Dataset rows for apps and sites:
______

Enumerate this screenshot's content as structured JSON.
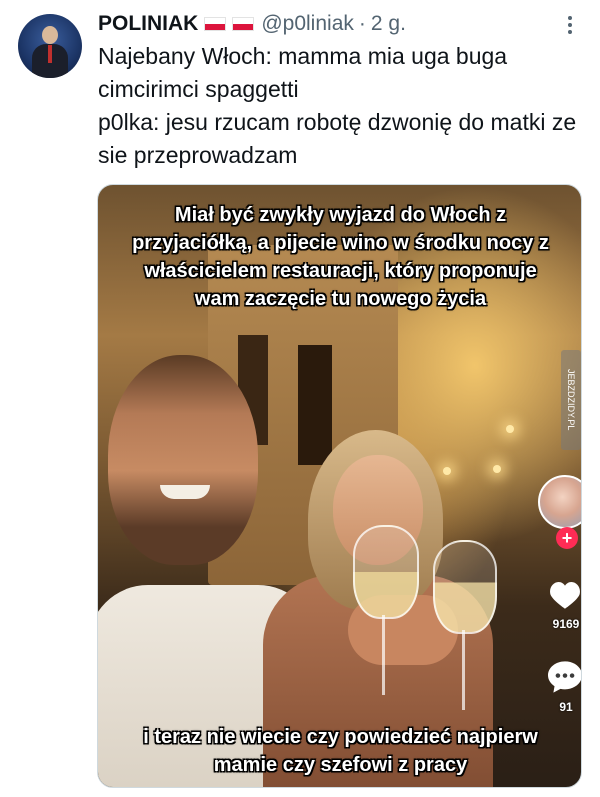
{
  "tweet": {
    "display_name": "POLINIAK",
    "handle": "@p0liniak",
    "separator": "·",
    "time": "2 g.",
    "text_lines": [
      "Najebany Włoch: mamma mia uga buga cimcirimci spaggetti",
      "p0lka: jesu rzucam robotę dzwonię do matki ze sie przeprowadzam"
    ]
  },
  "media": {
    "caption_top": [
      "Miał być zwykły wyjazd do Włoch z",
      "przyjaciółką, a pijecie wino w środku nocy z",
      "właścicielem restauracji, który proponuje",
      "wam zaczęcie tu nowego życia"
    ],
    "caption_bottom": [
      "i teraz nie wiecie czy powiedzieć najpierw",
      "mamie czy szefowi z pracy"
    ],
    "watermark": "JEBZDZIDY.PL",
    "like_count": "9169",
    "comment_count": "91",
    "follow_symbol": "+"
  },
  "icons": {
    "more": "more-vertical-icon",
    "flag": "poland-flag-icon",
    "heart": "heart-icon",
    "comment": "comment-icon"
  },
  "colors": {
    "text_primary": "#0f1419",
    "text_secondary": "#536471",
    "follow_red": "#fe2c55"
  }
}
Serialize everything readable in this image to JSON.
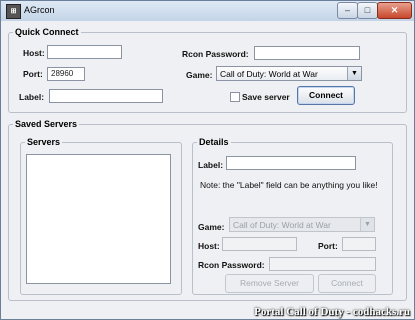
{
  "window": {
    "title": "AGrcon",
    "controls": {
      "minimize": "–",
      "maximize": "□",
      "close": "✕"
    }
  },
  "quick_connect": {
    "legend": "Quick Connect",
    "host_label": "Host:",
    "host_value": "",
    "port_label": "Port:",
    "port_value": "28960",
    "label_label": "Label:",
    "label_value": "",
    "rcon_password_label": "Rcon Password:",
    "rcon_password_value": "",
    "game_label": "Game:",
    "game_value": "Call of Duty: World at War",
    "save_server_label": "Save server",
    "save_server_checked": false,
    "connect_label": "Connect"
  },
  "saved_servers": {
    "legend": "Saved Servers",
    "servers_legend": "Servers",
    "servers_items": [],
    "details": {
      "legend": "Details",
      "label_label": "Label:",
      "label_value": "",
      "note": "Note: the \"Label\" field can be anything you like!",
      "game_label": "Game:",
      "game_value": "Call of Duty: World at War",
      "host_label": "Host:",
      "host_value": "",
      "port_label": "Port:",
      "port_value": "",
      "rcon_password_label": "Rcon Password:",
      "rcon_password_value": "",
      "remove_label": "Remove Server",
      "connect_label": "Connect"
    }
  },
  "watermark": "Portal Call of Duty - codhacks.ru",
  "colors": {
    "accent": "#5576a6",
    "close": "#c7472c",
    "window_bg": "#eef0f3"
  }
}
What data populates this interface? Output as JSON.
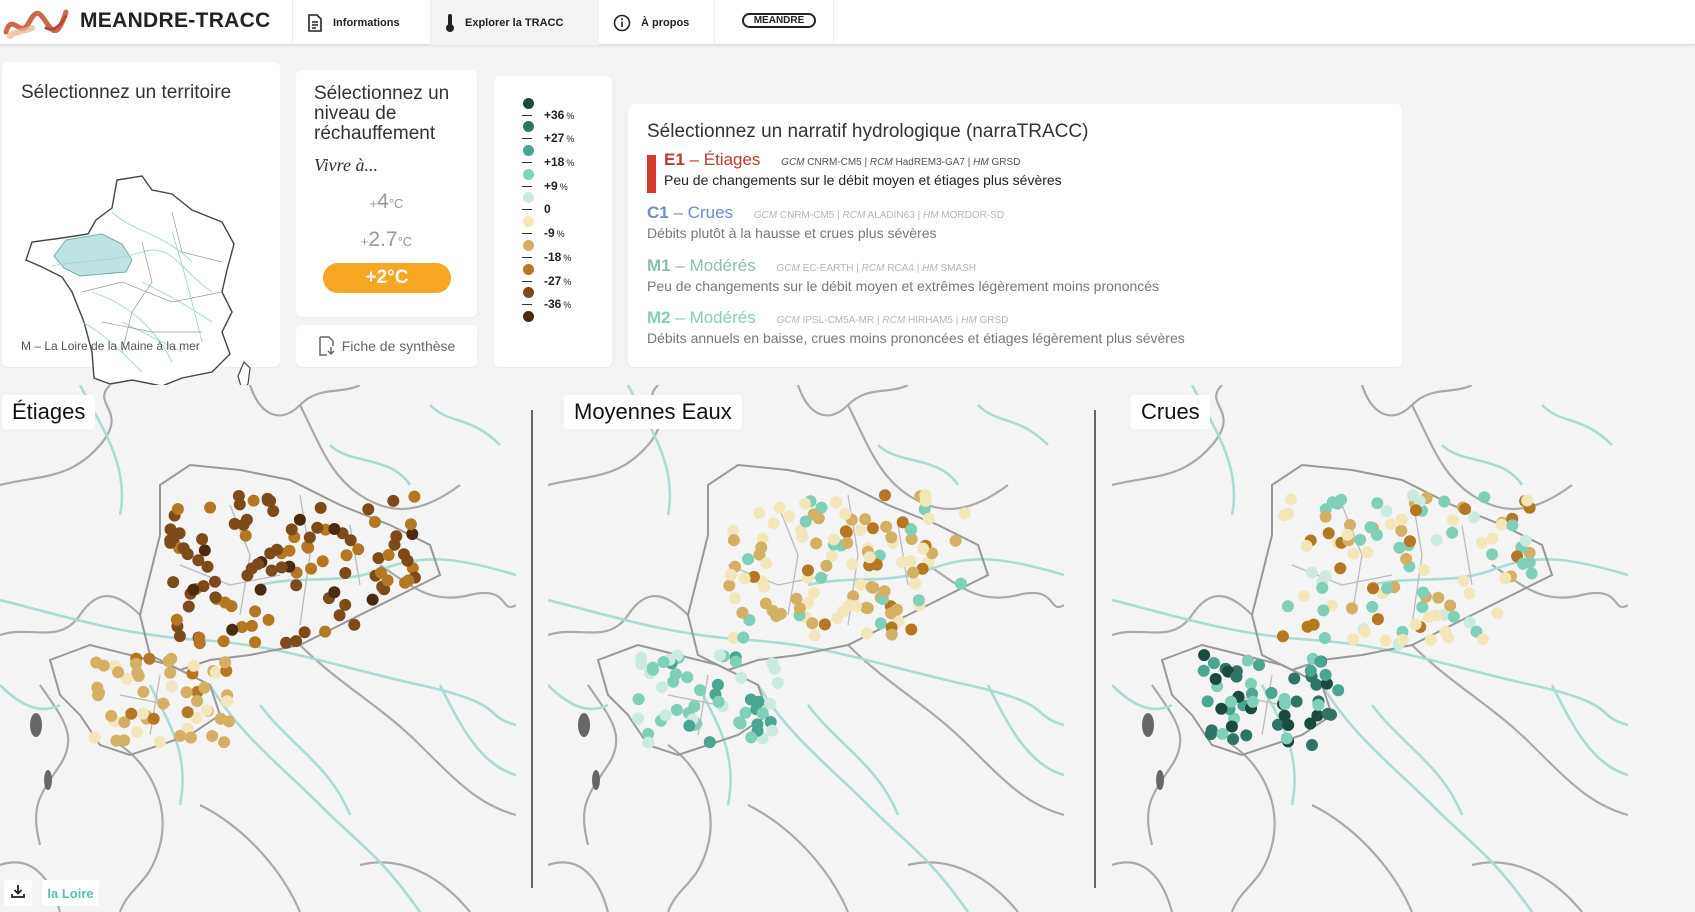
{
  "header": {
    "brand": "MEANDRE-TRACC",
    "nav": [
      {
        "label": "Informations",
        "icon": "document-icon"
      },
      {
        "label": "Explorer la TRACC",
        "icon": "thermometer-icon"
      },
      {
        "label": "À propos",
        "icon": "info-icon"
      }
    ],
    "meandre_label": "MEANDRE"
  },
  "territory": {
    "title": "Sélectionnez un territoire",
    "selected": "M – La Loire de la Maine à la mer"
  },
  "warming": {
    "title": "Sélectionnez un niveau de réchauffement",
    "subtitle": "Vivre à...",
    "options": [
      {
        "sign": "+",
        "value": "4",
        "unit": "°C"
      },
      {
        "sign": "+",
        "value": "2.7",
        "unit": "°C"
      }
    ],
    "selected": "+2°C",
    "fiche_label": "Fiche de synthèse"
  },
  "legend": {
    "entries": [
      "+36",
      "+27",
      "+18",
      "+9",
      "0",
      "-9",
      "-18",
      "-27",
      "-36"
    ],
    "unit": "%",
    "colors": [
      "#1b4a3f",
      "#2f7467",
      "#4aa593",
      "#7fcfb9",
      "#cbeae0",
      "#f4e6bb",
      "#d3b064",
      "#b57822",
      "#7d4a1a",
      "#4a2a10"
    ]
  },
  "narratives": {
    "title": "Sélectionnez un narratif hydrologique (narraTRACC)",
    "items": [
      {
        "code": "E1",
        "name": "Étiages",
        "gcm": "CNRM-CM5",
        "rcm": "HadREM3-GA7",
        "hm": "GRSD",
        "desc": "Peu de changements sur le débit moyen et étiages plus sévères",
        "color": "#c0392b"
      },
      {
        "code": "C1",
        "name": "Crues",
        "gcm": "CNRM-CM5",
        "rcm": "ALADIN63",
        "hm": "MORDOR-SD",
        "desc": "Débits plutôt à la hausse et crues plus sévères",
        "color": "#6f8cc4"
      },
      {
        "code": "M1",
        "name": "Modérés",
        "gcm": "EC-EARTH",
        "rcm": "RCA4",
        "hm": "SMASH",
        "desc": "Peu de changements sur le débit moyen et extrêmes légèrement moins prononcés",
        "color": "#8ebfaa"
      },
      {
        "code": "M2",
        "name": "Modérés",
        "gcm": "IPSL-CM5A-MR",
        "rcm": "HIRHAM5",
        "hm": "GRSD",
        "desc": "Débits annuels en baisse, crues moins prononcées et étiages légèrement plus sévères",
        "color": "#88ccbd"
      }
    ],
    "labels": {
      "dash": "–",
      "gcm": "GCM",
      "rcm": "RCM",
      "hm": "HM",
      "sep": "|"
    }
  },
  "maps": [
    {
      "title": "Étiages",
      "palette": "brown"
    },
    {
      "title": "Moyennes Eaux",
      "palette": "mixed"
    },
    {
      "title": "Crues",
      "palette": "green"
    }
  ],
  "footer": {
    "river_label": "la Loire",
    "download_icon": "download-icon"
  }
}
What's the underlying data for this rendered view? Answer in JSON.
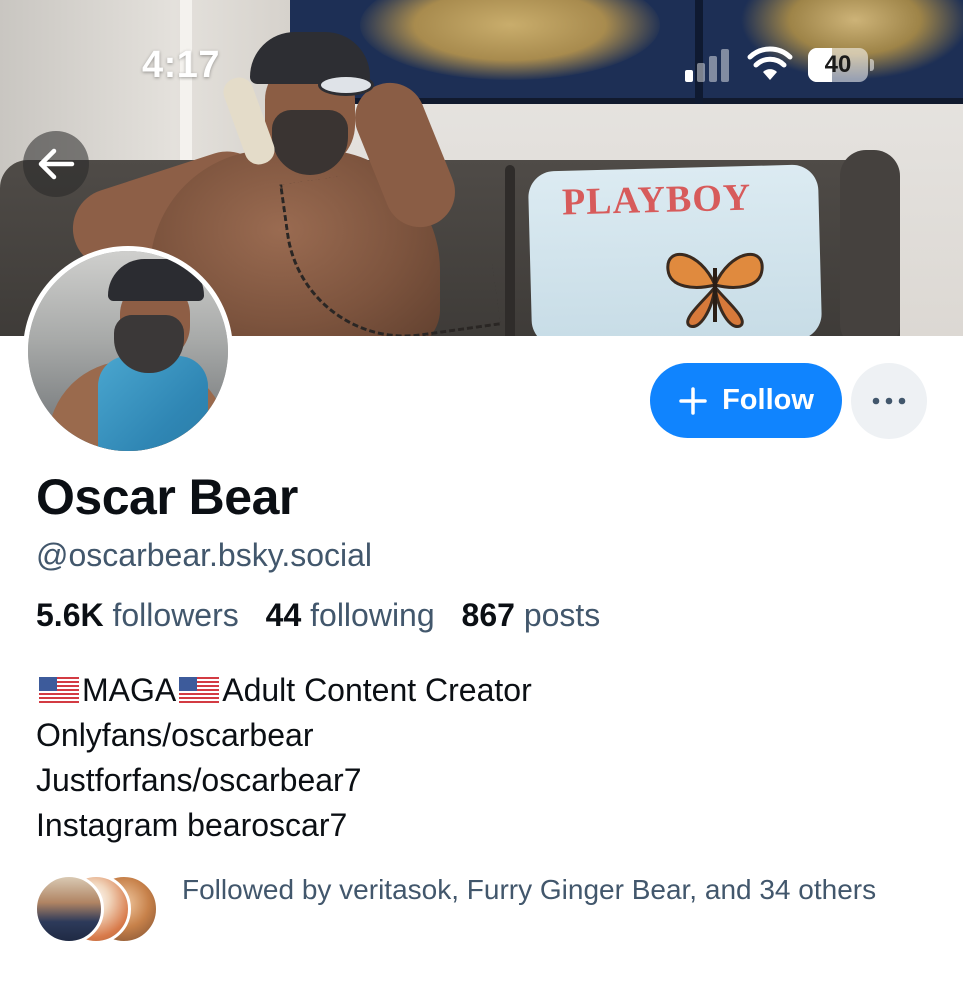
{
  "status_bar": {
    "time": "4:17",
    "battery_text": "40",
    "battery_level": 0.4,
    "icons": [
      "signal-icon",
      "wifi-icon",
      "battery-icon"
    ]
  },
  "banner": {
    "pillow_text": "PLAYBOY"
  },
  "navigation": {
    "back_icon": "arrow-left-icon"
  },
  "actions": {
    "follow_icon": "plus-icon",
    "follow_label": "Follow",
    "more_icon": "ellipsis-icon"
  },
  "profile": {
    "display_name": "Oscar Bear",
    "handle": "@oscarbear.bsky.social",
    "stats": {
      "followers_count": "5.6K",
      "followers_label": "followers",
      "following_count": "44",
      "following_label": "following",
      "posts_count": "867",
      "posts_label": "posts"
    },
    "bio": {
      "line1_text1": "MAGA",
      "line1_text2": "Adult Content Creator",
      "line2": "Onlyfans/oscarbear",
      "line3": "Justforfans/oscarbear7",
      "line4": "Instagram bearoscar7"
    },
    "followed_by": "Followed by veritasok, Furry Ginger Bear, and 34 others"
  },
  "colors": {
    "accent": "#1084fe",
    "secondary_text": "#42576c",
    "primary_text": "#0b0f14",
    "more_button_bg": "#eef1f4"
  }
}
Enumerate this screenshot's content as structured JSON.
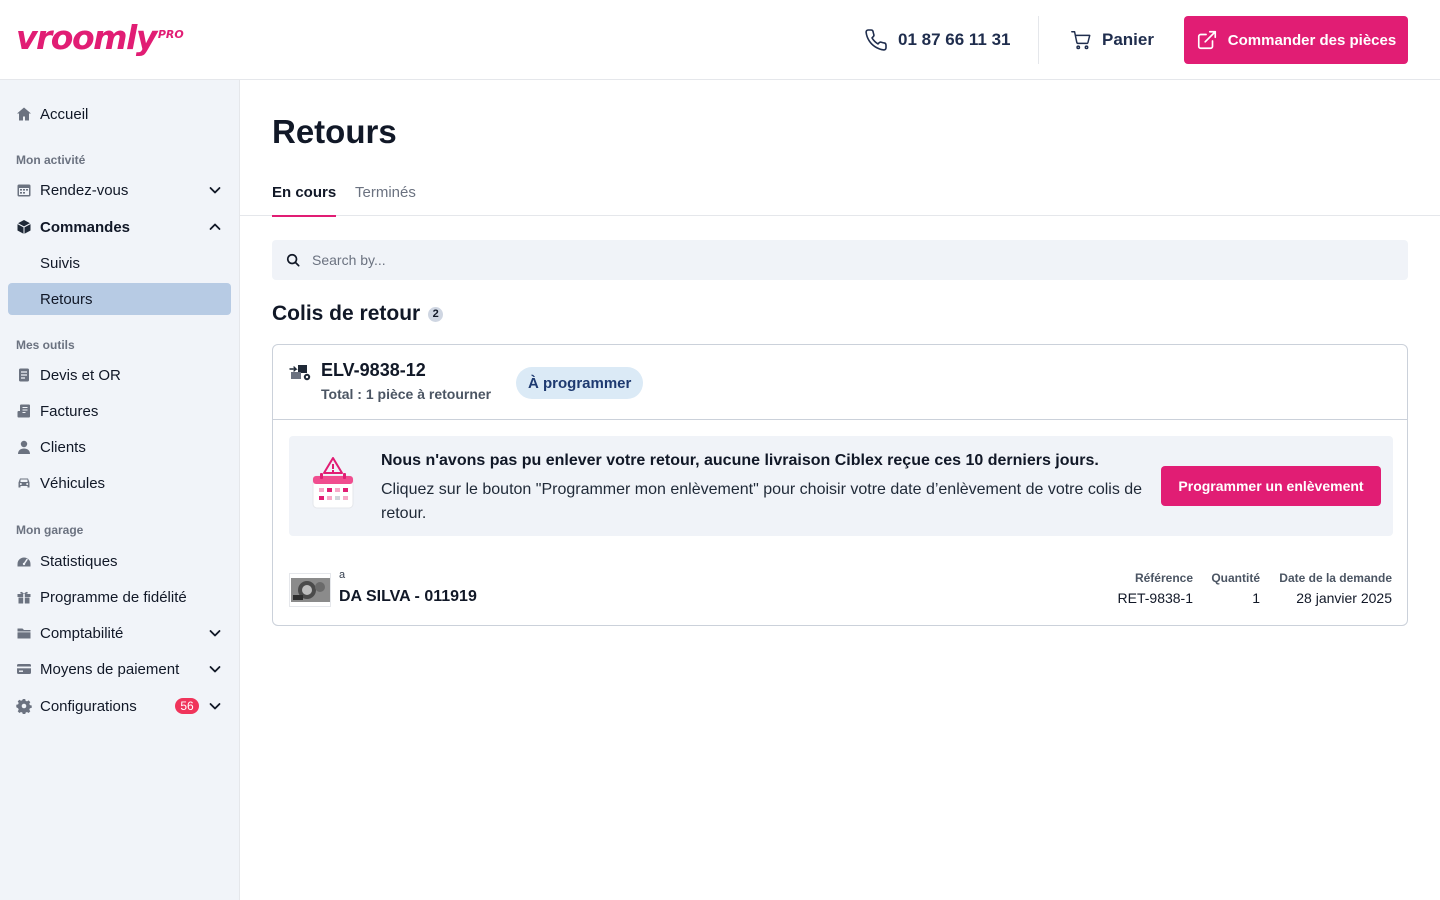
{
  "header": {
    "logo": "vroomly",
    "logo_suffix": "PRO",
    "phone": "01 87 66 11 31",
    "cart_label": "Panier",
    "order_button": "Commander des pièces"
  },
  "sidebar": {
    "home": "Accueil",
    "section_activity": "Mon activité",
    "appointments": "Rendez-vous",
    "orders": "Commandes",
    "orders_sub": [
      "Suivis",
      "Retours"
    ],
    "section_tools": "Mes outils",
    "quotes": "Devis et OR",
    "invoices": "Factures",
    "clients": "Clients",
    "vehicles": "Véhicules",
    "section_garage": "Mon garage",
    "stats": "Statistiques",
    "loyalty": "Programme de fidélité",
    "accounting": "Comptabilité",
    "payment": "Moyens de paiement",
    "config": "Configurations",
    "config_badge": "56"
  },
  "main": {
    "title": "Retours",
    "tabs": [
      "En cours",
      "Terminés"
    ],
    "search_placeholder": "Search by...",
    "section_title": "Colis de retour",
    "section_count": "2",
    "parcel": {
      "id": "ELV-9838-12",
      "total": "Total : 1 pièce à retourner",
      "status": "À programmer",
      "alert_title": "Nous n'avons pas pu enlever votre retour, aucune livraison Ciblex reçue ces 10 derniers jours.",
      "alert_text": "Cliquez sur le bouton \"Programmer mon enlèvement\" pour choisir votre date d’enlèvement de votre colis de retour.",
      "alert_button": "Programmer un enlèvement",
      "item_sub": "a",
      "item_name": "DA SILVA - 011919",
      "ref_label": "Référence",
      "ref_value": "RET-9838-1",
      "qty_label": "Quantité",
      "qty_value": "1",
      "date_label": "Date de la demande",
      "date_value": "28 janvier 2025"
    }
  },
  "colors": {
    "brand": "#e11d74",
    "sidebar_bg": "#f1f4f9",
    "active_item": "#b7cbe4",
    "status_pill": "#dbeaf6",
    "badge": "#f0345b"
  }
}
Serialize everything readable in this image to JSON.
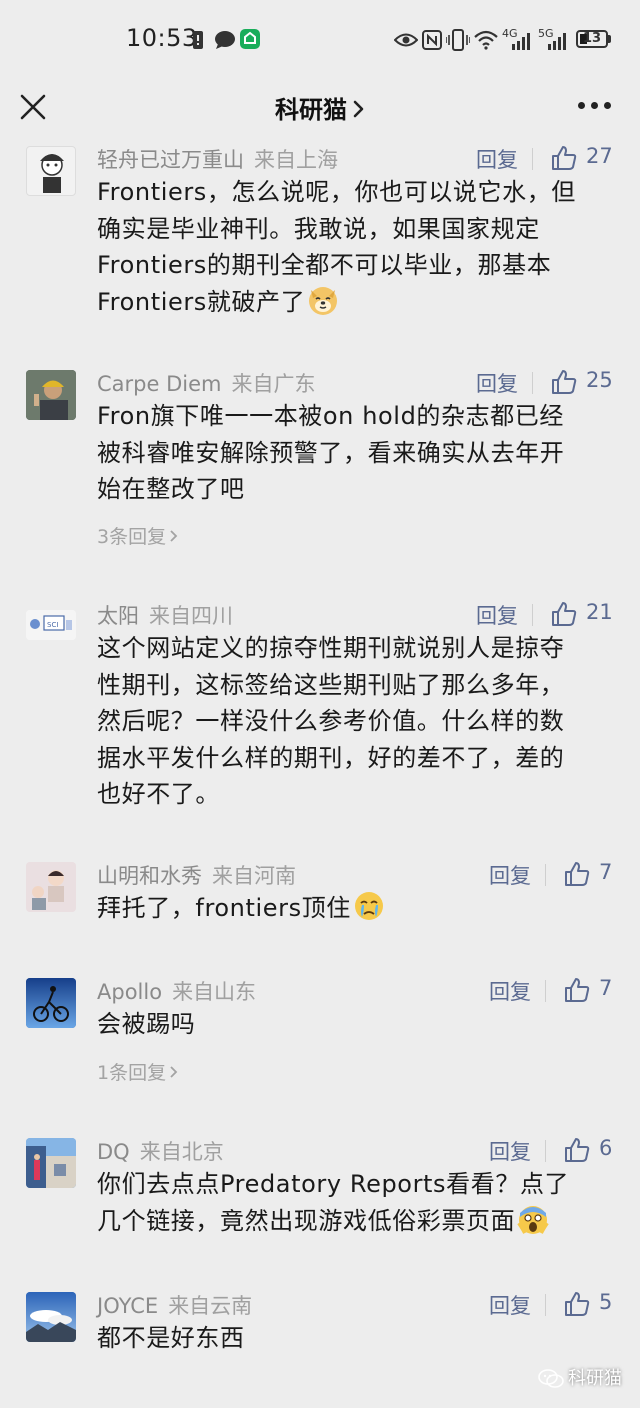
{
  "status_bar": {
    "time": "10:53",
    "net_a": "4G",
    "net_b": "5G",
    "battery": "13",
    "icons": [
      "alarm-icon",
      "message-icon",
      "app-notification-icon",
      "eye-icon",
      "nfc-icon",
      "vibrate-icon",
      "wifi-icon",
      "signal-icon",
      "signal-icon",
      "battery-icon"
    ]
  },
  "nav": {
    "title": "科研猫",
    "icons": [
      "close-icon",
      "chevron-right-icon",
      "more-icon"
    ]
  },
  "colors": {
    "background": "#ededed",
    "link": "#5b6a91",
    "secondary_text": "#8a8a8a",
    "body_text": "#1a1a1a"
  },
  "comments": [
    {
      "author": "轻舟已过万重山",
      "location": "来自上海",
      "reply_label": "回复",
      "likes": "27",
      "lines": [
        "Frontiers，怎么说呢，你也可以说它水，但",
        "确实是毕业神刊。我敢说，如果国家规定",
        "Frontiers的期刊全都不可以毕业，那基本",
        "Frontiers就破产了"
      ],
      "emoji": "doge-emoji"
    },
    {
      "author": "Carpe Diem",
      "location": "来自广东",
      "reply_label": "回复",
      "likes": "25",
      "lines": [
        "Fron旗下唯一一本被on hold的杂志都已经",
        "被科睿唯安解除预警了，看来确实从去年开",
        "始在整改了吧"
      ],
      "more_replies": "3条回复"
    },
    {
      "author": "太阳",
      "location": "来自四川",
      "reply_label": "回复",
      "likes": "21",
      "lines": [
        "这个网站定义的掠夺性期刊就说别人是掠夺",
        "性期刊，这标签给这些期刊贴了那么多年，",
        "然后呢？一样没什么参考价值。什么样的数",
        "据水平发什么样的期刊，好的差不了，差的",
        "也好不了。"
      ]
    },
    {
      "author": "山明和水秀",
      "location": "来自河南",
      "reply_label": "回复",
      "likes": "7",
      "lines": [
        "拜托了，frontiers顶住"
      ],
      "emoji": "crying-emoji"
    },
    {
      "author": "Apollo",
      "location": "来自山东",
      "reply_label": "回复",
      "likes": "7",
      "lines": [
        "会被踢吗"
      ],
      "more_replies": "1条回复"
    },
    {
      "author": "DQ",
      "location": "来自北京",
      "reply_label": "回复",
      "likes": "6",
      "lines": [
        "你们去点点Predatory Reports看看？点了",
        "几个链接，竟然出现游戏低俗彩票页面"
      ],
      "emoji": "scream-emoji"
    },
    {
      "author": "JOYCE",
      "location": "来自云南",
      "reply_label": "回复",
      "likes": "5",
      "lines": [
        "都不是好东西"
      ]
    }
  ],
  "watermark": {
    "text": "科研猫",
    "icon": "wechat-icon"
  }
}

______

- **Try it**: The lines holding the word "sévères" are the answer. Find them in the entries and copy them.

- **Written response**:
        "desc": "Peu de changements sur le débit moyen et étiages plus sévères",
        "desc": "Débits plutôt à la hausse et crues plus sévères",
        "desc": "Débits annuels en baisse, crues moins prononcées et étiages légèrement plus sévères",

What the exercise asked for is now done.